With a job like that, you’d think that Tammy might use her spare time to sleep.
But Tammy’s compassion knows no bounds. She works exclusively with adults doing her job as a nurse, so she’s determined to give back to local children in her spare time. She says, “Volunteering at Make-A-Wish gives me the interaction with children that I don’t have in my career.”
Tammy has experienced first-hand that wishes help local Alaskan children replace fear with confidence, sadness with joy, and anxiety with hope. Last fall, one of her wish kids, Kyle, had been through some scary hospital stays, but he remained determined to make it to a warm beach and build a sandcastle with his family.
With the help of Tammy and another volunteer, Kyle was able to experience a wish come true when he traveled with his family to the beach. Tammy said, “Getting to see the picture of Kyle finally on the beach building a sand castle brought me so much joy.”
And, this joy helps many children get a leg up on their illness. In fact, wishes have proven physical and emotional benefits that can give children with critical illnesses a higher chance of survival.
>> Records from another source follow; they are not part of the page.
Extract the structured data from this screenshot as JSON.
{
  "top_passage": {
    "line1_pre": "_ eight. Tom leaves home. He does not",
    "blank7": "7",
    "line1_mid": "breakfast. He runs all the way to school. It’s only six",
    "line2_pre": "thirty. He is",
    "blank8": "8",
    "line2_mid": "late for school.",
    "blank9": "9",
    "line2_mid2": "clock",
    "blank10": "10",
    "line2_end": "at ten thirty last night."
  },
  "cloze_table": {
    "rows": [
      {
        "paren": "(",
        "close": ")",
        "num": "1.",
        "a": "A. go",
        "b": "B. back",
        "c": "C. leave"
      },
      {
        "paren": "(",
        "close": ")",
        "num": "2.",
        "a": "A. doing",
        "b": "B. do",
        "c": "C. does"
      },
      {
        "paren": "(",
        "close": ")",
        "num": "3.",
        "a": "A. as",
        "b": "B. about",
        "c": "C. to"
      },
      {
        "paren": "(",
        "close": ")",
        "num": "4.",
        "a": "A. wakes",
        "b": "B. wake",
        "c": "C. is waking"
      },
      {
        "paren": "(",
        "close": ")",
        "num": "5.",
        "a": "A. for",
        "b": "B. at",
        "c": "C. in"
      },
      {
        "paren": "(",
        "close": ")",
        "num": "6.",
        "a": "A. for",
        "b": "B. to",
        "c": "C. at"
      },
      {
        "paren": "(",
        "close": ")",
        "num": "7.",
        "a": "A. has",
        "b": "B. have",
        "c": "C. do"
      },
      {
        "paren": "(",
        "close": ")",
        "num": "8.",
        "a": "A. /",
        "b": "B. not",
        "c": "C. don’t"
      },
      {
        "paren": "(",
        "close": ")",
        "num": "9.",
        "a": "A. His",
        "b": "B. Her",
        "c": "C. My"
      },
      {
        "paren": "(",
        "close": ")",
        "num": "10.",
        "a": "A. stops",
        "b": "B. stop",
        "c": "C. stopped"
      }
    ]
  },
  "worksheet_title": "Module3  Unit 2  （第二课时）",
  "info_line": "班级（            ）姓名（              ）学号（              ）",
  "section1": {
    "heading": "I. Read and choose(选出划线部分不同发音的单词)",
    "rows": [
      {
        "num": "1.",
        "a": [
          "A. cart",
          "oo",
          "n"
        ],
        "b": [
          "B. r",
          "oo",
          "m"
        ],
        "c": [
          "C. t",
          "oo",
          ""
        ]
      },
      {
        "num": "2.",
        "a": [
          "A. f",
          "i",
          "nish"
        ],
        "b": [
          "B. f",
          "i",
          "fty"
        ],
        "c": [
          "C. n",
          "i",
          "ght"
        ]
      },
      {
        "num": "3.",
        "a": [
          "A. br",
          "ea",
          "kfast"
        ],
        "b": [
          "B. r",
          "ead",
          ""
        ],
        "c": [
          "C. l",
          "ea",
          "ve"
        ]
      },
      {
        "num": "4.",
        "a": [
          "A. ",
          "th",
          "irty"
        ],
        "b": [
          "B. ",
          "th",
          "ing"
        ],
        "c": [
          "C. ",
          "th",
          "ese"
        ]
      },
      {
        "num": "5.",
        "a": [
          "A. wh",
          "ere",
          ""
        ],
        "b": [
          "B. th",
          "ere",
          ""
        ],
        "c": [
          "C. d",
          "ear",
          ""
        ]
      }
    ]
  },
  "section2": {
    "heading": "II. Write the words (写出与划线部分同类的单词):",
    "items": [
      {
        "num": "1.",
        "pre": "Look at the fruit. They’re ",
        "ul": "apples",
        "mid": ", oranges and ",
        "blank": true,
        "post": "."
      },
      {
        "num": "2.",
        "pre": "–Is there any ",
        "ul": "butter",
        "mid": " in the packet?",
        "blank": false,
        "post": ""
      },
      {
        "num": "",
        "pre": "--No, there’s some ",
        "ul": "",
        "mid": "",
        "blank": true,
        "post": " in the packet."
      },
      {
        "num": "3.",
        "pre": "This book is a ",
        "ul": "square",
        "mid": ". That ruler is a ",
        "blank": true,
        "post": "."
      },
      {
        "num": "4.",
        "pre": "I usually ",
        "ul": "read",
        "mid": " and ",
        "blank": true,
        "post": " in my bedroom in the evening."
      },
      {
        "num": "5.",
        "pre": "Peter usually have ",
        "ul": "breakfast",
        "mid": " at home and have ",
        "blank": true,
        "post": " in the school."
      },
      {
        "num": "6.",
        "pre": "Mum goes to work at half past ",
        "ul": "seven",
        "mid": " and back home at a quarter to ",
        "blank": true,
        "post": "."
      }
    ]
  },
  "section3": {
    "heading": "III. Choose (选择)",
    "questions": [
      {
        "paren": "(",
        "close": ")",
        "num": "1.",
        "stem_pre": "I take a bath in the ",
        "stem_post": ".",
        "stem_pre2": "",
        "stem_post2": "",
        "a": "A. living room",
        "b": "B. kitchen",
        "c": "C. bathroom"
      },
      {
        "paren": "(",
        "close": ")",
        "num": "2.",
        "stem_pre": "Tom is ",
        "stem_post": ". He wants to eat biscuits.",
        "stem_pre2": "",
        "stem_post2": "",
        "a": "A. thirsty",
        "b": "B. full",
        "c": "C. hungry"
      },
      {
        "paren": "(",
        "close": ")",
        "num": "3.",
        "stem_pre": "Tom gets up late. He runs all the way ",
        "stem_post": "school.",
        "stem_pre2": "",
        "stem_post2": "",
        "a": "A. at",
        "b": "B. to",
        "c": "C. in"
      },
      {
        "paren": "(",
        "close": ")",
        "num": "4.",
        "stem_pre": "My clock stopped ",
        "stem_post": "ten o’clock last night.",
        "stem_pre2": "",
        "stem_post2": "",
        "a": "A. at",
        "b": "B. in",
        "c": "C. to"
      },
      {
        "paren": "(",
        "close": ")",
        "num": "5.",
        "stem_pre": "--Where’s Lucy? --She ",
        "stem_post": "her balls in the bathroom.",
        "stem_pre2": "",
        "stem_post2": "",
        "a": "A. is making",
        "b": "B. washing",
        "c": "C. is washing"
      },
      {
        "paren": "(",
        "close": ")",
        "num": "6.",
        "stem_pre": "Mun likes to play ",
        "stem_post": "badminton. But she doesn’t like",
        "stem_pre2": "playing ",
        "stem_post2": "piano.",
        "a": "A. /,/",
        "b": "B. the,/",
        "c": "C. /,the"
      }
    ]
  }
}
Make-A-Wish volunteers always work with a partner to help make wishes come true. And, you don’t need to have unlimited amounts of time to become a wish-granting volunteer. Tammy says, “This is probably one of the best and most rewarding ways to help children. It’s not that time-consuming since you can choose your own pace.”
Right now, Make-A-Wish does not have enough volunteers in Alaska to grant a wish to every eligible child. Many Alaskan children are waiting months for their wishes to be granted and that’s not giving them the best chance to get better.
Can you help?
Become a wish-granting volunteer today